It’s raining again, but the dog must go out.
“Take my poncho,” he says. And so I do. In the green poncho and green rubber boots I must look like a giant insect, but nobody else wants to be out in the rain, so there is no one around to see me.
The rain is gentle, not a bad time to be outside. With 6 months of belly, I am much slower now. I take a plodding pace and thus have all the more time to look around me.
The light filtered through rainclouds somehow makes everything seem brighter, vivid. There is yarrow shining white as the moon. Scarlet fireweed burns to be noticed in its autumnal glory. Poplar leaves, whose youthful spring green first turned silver with summer leaf-miners, now change again to the yellow of fall. Rosehips glow like Christmas lights. I pluck one and eat the bland yet pleasing flesh.
Drops of rain hang heavy at the ends of long pine needles. It is only since moving north that I have learned to remember which is a spruce tree and which is pine. Now even my toddler can tell a spruce cone from a pinecone.
I take hold of a spruce branch and create a rainstorm of my own. I put my thumb out to touch a droplet suspended from a pine needle and of course it finds me irresistable. The droplet rests there on the pad of my thumb, a bright bead. When I put my finger down to it, I can hold it up, stretch it, see the forest in miniature in the tiny crystal ball.
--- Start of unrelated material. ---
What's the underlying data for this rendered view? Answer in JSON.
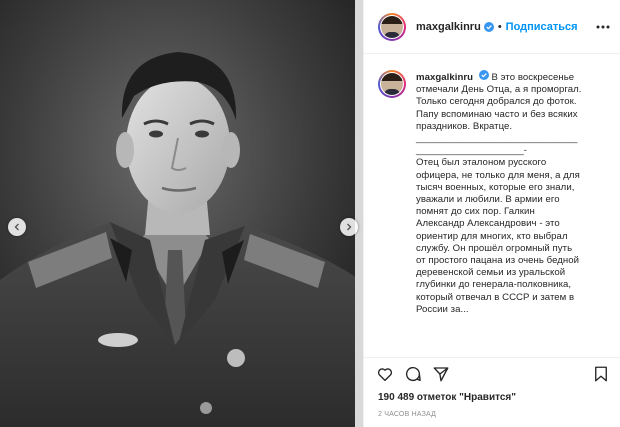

I laugh at my fanciful thoughts.
My heavy boots slide down the trails, trails turned to wet clay in the rain. The dog runs in and out of the tall grasses, smiling at me with his tongue lolling out. He looks like a fuzzy pup with this rain in his hair.
After a while, there is home again. I splash through one more puddle, listen to a few more rain drops, then I head inside. Truly it is autumn in the Yukon.